With smart textiles market predicted to be worth 4.72 Billion USD by 2020, we were happy to hear that there has been another exciting step in its evolution, the introduction of ChroMorphous. Developed by a team of UCF scientists from the College of Optics & Photonics at the University of Central Florida (CREOL). As one of the world’s foremost institutions for research and education in optical and photonic science and engineering, they have come up with a technology that is scalable at mass-production levels via a process known as fibre-spinning.
Introducing An Active User-controlled Colour-Changing Fabric

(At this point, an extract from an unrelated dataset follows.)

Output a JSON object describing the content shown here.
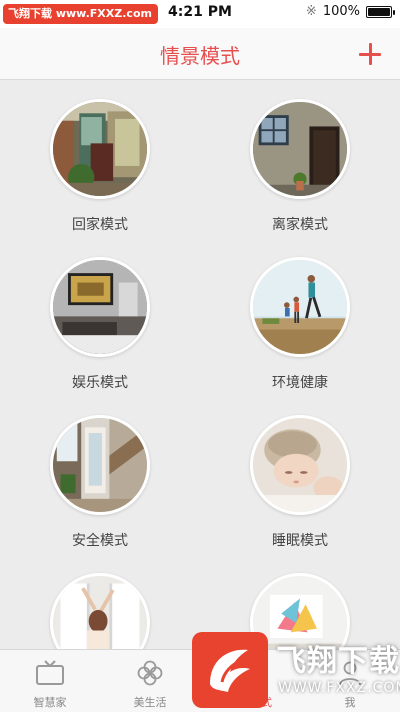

Nearly identical to other textiles in which each woven thread is equipped with a micro-wire and a colour-altering pigment, ChroMorphous allows the wearer to change the colour or pattern of the fabric through their smartphone. This all sounds great, but what makes this fabric different from others on the market is that it does not contain LEDs that emit light of various colours. Instead, CREOL’s ChroMorphous technology enables a never-before-seen capability: user-controlled, dynamic colour and pattern change in large woven fabrics and cut-and-sewn textile products.
“The capabilities of electronics constantly increase and we always expect more from our iPhones, so why haven’t textiles been updated?”
According to their press release, each thread woven into the fabric incorporates within it a thin metal micro-wire. An electric current flows through the micro-wires, thus slightly raising the thread’s temperature. Special pigments embedded in the thread then respond to this modification of temperature by changing its colour.
Quite impressive, ChroMorphous works using an app, which the user can access at the tap of a button on their smart device, that allows the user to choose from a variety of patterns and colours to suit their need or mood. For example, a solid purple tote bag now can gradually add blue stripes when you press a “stripe” button on your smartphone or computer or switch to a solid blue.
On their project, Dr Ayman Abouraddy, Professor of Optics & Photonics at UCF shared, “Although clothing has been a staple of the human experience for millennia, the basic structure and functionality of textile fibres and yarns have remained unchanged throughout history.” Adding, “The capabilities of electronics constantly increase and we always expect more from our iPhones, so why haven’t textiles been updated? Can we expect an ever-expanding range of functionalities from our clothing? These were the questions we asked and the foundation for creating the ChroMorphous technology that we began developing in 2016. We are excited to introduce the industry’s first colour-changing fabric, as we believe it’s the next groundbreaking innovation in fashion and textiles.”
Presently, the CREOL team is working with Hills to reduce the diameter of the threads further to produce fabrics for wide-scale market adoption. Ultimately, the patent-pending fabric can be used across a broad range of applications from clothing and accessories to furniture and fixed installations in housing and business décor.